Off-vertical rotation (OVAR) in darkness induced continuous horizontal nystagmus in humans at small tilts of the rotation axis (5 to 30 degrees). The horizontal slow eye velocity had two components: a mean velocity in the direction opposite to head rotation and a sinusoidal modulation around the mean. Mean velocity generally did not exceed 10 deg/s, and was less than or equal to the maximum velocity of optokinetic after-nystagmus (OKAN). Both the mean and modulation components of horizontal nystagmus increased with tilt angle and rotational velocity. Vertical slow eye velocity was also modulated sinusoidally, generally around zero. The amplitude of the vertical modulation increased with tilt angle, but not with rotational velocity. In addition to modulations in eye velocity, there were also modulations in horizontal and vertical eye positions. These would partially compensate for head position changes in the yaw and pitch planes during each cycle of OVAR. Modulations in vertical eye position were regular, increased with increases in tilt angle and were separated from eye velocity by 90 deg. These results are compatible with the interpretation that, during OVAR, mean slow velocity of horizontal nystagmus is produced by the velocity storage mechanism in the vestibular system.
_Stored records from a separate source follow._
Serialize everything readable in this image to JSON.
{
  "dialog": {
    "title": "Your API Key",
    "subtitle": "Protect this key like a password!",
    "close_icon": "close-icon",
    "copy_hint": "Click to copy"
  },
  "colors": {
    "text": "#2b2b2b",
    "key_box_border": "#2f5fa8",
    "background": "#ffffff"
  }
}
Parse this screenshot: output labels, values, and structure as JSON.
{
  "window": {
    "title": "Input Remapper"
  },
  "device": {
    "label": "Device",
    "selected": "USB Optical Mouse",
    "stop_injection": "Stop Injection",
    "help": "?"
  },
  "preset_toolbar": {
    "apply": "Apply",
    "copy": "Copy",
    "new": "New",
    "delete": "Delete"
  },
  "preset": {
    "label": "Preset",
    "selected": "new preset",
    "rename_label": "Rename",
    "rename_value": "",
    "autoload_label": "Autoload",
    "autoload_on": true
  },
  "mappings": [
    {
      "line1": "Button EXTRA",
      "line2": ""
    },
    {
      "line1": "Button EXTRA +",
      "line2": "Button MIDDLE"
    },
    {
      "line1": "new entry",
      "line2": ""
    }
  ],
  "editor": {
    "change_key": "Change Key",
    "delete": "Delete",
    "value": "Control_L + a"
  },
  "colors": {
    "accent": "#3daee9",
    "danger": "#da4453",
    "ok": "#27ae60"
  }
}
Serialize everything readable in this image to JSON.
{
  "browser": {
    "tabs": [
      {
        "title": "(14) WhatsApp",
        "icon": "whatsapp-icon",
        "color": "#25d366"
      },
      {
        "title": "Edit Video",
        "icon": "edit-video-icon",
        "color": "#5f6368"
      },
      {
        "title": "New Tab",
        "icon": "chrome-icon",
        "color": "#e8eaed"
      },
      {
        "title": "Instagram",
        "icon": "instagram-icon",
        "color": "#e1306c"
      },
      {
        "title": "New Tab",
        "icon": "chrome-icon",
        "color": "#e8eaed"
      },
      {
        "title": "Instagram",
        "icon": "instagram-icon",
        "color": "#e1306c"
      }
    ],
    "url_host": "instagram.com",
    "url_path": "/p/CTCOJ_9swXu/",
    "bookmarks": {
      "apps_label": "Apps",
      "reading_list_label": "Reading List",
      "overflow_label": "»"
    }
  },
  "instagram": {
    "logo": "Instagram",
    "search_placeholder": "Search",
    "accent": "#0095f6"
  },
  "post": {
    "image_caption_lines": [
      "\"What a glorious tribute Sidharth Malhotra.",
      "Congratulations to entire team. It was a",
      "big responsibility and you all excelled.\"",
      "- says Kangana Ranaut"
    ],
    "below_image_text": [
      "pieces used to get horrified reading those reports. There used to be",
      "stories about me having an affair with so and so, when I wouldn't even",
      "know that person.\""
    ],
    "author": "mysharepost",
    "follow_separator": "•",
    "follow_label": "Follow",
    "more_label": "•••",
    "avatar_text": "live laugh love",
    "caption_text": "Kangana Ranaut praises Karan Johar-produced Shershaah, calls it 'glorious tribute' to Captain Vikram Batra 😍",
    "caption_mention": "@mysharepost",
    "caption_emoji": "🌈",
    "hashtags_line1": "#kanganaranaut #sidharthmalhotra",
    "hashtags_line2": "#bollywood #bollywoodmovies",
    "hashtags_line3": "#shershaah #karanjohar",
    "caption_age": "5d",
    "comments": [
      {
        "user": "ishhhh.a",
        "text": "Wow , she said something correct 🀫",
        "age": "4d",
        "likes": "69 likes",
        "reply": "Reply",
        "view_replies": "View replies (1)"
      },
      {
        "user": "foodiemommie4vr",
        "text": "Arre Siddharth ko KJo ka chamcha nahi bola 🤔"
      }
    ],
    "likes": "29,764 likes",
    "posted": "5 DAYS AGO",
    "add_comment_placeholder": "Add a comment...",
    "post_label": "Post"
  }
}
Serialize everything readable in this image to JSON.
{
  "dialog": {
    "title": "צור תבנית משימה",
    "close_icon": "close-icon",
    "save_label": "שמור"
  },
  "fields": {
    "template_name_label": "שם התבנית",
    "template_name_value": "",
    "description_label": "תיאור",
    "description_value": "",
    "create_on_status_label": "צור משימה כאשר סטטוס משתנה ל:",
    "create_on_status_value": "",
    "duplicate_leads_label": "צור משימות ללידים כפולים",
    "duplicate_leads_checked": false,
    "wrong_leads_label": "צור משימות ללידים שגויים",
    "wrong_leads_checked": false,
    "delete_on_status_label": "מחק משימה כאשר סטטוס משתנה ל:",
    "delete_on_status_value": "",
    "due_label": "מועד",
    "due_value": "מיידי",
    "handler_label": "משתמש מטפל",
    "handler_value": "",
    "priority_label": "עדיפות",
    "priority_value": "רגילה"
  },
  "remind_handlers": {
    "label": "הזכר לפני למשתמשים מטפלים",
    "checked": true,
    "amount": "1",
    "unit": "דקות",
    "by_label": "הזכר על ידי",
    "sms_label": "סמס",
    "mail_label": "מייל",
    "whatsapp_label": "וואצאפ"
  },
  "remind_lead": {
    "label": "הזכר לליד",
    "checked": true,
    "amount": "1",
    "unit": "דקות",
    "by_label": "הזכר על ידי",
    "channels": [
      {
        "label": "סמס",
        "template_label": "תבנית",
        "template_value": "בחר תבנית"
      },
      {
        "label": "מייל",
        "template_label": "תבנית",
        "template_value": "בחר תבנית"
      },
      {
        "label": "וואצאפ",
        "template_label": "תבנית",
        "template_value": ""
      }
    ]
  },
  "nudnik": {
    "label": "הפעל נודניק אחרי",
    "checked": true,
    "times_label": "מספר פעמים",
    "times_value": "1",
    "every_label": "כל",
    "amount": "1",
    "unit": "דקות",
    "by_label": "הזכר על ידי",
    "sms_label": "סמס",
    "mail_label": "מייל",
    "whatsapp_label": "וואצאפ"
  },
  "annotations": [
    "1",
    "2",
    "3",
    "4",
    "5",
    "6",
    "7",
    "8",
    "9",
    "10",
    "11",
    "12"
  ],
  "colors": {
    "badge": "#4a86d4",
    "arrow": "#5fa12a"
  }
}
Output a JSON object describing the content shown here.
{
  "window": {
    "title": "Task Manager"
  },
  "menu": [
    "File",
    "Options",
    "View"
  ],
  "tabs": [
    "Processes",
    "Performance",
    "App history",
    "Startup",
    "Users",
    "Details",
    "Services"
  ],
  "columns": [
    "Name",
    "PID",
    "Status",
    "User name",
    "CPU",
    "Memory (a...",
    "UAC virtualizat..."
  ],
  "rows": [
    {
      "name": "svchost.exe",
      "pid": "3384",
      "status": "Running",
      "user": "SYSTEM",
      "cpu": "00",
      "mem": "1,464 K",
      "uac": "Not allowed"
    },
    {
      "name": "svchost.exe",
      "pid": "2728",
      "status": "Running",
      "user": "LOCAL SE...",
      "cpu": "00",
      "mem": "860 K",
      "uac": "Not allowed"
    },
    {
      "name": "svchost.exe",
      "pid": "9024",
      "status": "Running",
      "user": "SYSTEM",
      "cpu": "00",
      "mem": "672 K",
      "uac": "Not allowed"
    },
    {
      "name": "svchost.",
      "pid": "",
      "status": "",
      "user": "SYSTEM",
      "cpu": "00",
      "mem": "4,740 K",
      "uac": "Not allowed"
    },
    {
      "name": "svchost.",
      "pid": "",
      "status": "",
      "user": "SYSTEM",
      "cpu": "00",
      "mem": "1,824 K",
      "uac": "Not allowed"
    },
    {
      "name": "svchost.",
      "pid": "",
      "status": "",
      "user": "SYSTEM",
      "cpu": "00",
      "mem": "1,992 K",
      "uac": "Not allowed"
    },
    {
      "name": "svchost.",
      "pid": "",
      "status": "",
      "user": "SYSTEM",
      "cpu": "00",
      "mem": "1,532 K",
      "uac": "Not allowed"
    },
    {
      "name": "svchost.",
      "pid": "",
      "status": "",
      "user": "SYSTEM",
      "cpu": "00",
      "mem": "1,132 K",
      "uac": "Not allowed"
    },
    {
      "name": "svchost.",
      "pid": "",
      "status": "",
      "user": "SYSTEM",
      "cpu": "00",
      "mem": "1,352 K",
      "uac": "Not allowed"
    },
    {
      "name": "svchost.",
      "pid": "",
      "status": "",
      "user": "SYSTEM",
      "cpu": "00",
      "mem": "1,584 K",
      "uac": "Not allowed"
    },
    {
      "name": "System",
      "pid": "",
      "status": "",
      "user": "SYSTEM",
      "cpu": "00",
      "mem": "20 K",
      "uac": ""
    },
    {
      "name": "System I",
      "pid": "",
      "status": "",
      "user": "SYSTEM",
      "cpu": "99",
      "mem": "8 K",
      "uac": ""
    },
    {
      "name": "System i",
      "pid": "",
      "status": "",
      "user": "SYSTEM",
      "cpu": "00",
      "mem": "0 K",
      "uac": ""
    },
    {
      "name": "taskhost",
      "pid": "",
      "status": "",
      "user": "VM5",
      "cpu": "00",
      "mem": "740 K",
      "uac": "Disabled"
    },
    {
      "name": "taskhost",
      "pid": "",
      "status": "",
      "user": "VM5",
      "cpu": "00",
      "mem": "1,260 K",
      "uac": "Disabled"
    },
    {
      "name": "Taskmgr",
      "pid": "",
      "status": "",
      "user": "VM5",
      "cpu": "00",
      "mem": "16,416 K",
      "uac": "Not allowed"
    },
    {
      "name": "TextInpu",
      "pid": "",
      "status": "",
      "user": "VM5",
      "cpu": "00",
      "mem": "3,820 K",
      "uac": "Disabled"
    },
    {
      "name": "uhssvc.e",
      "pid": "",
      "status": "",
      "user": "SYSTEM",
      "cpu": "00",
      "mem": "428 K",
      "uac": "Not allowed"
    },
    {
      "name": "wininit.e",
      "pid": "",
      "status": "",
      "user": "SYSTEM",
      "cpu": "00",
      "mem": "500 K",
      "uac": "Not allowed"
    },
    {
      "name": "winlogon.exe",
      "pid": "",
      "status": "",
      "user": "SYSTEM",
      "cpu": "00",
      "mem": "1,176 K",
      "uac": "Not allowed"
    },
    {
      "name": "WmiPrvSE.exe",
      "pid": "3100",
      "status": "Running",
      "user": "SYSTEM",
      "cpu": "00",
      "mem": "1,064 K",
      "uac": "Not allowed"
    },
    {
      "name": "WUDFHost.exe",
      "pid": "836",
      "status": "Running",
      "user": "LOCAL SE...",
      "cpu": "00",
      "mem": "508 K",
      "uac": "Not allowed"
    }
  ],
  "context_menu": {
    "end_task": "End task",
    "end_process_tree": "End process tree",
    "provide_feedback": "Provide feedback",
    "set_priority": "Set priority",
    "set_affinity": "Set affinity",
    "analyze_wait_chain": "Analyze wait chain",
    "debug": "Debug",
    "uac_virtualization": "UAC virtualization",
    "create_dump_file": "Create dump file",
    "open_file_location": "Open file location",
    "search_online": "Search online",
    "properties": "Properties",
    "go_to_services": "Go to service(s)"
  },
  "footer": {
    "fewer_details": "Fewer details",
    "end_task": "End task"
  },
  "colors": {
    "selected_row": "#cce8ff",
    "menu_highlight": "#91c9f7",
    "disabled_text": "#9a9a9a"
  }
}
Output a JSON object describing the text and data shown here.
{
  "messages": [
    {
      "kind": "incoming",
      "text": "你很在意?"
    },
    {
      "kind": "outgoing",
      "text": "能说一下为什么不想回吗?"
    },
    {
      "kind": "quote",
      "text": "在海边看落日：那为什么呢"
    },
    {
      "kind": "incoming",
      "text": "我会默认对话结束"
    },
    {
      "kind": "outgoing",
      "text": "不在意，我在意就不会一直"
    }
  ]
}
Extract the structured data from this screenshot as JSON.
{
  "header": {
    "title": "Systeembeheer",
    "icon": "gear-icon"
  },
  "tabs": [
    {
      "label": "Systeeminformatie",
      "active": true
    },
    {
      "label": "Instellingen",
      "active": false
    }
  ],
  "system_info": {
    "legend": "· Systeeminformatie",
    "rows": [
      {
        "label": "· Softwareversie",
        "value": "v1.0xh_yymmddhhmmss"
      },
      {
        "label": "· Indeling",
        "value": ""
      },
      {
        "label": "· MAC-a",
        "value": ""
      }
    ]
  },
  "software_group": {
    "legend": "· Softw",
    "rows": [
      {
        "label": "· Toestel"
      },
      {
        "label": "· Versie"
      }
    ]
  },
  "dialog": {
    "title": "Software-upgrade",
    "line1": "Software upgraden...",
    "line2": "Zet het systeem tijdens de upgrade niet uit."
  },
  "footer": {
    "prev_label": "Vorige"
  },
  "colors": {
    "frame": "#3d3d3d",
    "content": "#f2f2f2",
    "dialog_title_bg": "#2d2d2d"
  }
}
In addition, they indicate that the otolith organs induce compensatory eye position changes with regard to gravity for tilts in the pitch, yaw and probably also the roll planes. Such compensatory changes could be utilized to study the function of the otolith organs. A functional interpretation of these results is that nystagmus attempts to stabilize the image on the retina of one point of the surrounding world. Mean horizontal velocity would then be opposite to the estimate of head rotational velocity provided by the output of the velocity storage mechanism, as charged by an otolithic input during OVAR. In spite of the lack of actual translation, an estimate of head translational velocity could, in this condition, be constructed from the otolithic signal. The modulation in horizontal eye position would then be compensatory for the perceived head translation. Modulation of vertical eye velocity would compensate for actual changes in head orientation with respect to gravity.

Key words

Otolith Nystagmus Labyrinth Eye movements Velocity storage mechanism